An in-concert version of West Side Story? So let’s get this straight — they took Romeo and Juliet, changed the names and added some songs, and now they’re just going to tell the singers to plant themselves behind some music stands for a session of “park and bark”?
Not in Yvonne A.K. Johnson’s production.
For two nights only at the Civic, Johnson is going to direct a large-scale production: 16 onstage instrumentalists, 25 singers, 29 dancers. There will be an alcove for Doc’s store (he’s the authority figure in the musical), another side stage used for the bridal shop (where Maria sings “I Feel Pretty”) and an upstairs climb to an actual balcony (where Michael J. Muzatko and Andrea Dawson, as Tony and Maria, will sing “One Hand, One Heart”).
And instead of just a quick musical interlude for the dance at the gym when Maria and Tony first meet, nearly 30 students from Lewis and Clark High School will perform a fully staged dance break: the Jets in blue, the Sharks in purple, Tony and Maria locking eyes from across the room, and all those cavorting kids creating a sense of how many obstacles there are to true love.

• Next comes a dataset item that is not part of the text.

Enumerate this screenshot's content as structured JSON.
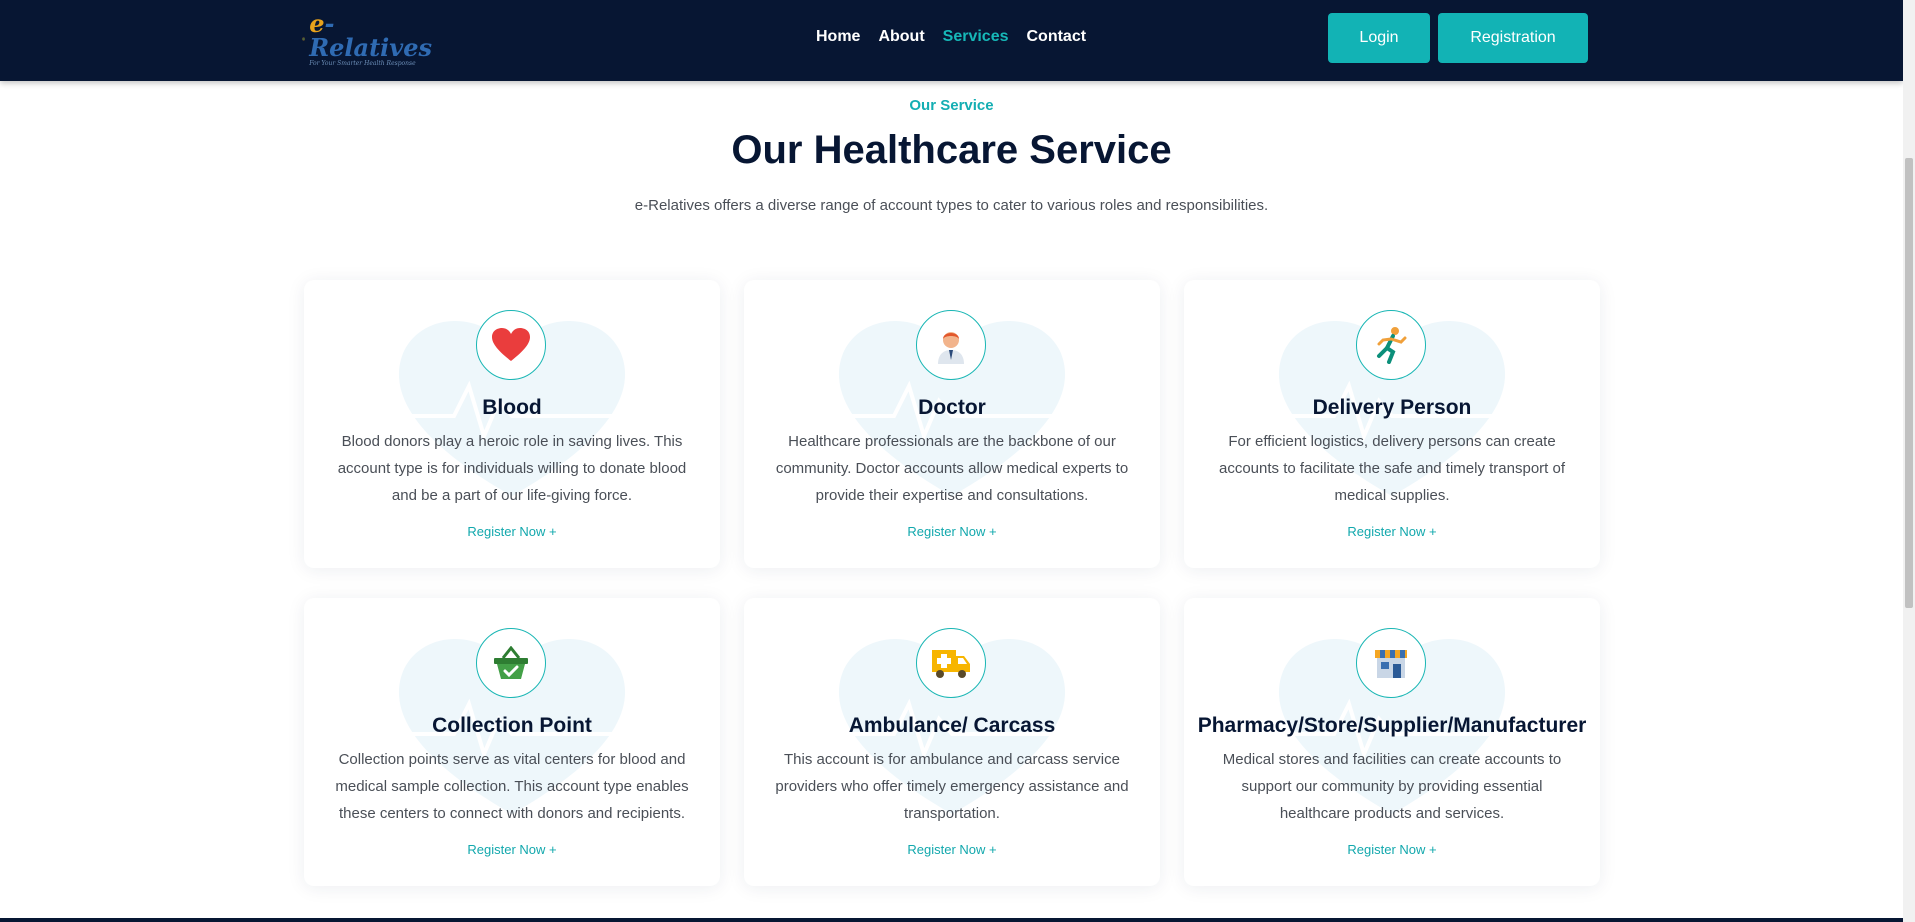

Johnson and musical director Max Mendez are going for “a full symphonic sound,” so Dawson will get her solo turn in “I Feel Pretty,” but then the entire women’s chorus will echo her; on “Tonight” and “America,” the entire cast will sing the repeat choruses.
Johnson’s even going to use the exact same starry urban backdrop created by set designer Peter Hardie the last time the Civic presented West Side Story, back in 1993.
Johnson’s concert version, then, will be more than just semi-staged. And that has advantages, she says: “In an in-concert show — and this is the magic of readers theater — you get to imagine what’s happening for yourself. As you’re listening to the show, you’re getting enough hints of everything that it becomes your own musical.”
You get to summon up whatever recollections you have of Natalie Wood as Maria, and Rita Moreno as Anita singing “America,” and all those stylized cool-cat dance moves designed by Jerome Robbins for the 1961 movie — along with memories from whatever other versions of the Leonard Bernstein-Stephen Sondheim show you may have seen — and blend them with what the Civic’s staging suggests.
The Civic’s in-concert productions of the past several years fall into two categories: obscure and/or controversial (Hair, Into the Woods, Sweeney Todd, Chess), or popular but expensive to produce (Jekyll & Hyde, Evita and West Side Story).
While in-concert shows mean less of a time commitment for performers, they’re also a way of sneaking into the schedule moments of beauty that otherwise wouldn’t be heard, like the rendition of “Somewhere” by music teacher and opera singer Darnelle Preston. Johnson says hearing Preston sing the show’s anthem of hope “is a treat beyond words. In rehearsal, every time she sings it, I hold my breath.”
But people die in West Side Story. Not surprisingly, given its Shakespearean source, it’s a tragedy (based on the play we discuss here). So how hopeful can it be at the end?
In the final tableau, the gangs put down their knives, “so it’s resolved for now,” Johnson says. “But will it remain resolved in the future? And if there were a West Side Story 2, would it still be resolved?”
You’ll have to wait for Dawson’s delivery of Maria’s final monologue to find out.